Article from CNBCAfrica

07 Aug

SA facing a skilled-worker ‘brain drain’ as 7% of whites have emigrated since 2002

South Africa is facing a skilled-worker ‘brain drain’

South Africa is facing a skilled-worker ‘brain drain’ as 7% of whites have emigrated since 2002.

Figures published in BizNews have highlighted South Africa’s overall population growth since 2002, and life expectancy has risen to 64 (up from 53) in that time.

The rollout of free antiretroviral treatments for HIV and AIDS patients has made a huge difference to SA’s health landscape, and the country is now home to more than 56m citizens; it’s highest ever total.

However, as the population rises, there is a hole right in the middle of that data – the white population is somewhat shrinking, as the calls to find ‘a home from home’ have grown ever stronger and convinced more to leave.

How many whites live in South Africa?

The net emigration of Whites is estimated at 327,000, or about 7% of the population. This has left the number of Whites in 2017, of 4.49m, down by -62,000 in the last 15 years.

In contrast, there has been a 10.18m increase in the Black African population, to 45.11m at present and a 1.05m increase in the Coloured population, up to 4.96m, in mid-2017.


South Africa is facing a skilled-worker ‘brain drain’

South Africa is facing a skilled-worker ‘brain drain’

The research was carried out by Econometrix’s chief economist Azar Jammine: He feels that the whites leaving the country are able to do so because their skill sets are attractive to lucrative foreign businesses:

“There is an argument for being very concerned about the decline in the population of Whites due to emigration. Many of those who emigrate are drawn presumably from the most highly skilled sections of society and their departure from the workspace is likely to impact negatively on the capacity of the economy to grow at a faster rate.”

“It is debatable whether the inflow of skilled persons from the rest of the African continent is sufficient to counteract the outflow of skills from large-scale emigration of Whites.”

South Africans working abroad

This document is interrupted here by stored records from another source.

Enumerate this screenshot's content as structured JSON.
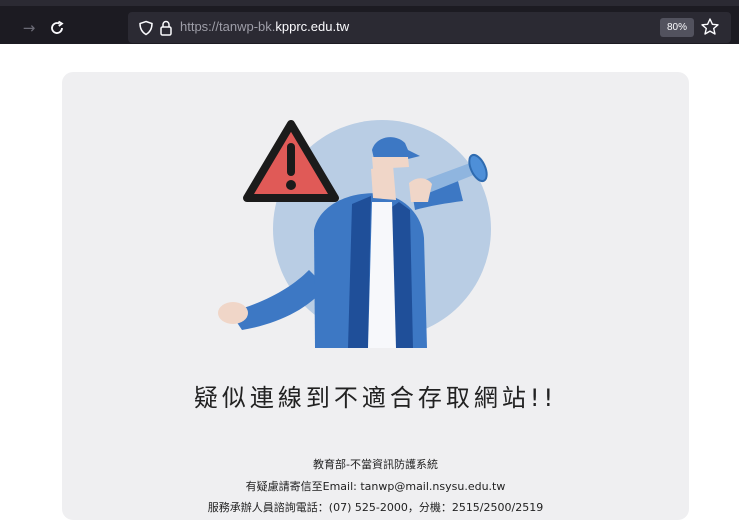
{
  "browser": {
    "url_prefix": "https://tanwp-bk.",
    "url_host": "kpprc.edu.tw",
    "zoom": "80%",
    "icons": [
      "forward-icon",
      "reload-icon",
      "shield-icon",
      "lock-icon",
      "bookmark-star-icon"
    ]
  },
  "page": {
    "headline": "疑似連線到不適合存取網站!!",
    "line1": "教育部-不當資訊防護系統",
    "line2": "有疑慮請寄信至Email: tanwp@mail.nsysu.edu.tw",
    "line3": "服務承辦人員諮詢電話：(07) 525-2000，分機：2515/2500/2519"
  },
  "colors": {
    "toolbar": "#1c1b22",
    "card": "#efeff1",
    "warning_red": "#e05a57",
    "jacket_blue": "#3d78c4",
    "circle_blue": "#b9cde4"
  }
}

The growth rate in the population of persons between the ages of 15 and 34 has fallen from 2.48% to just 0.18% over this period. With education standards languishing, current figures suggest we will have less people available to adequately carry out the services SA needs to function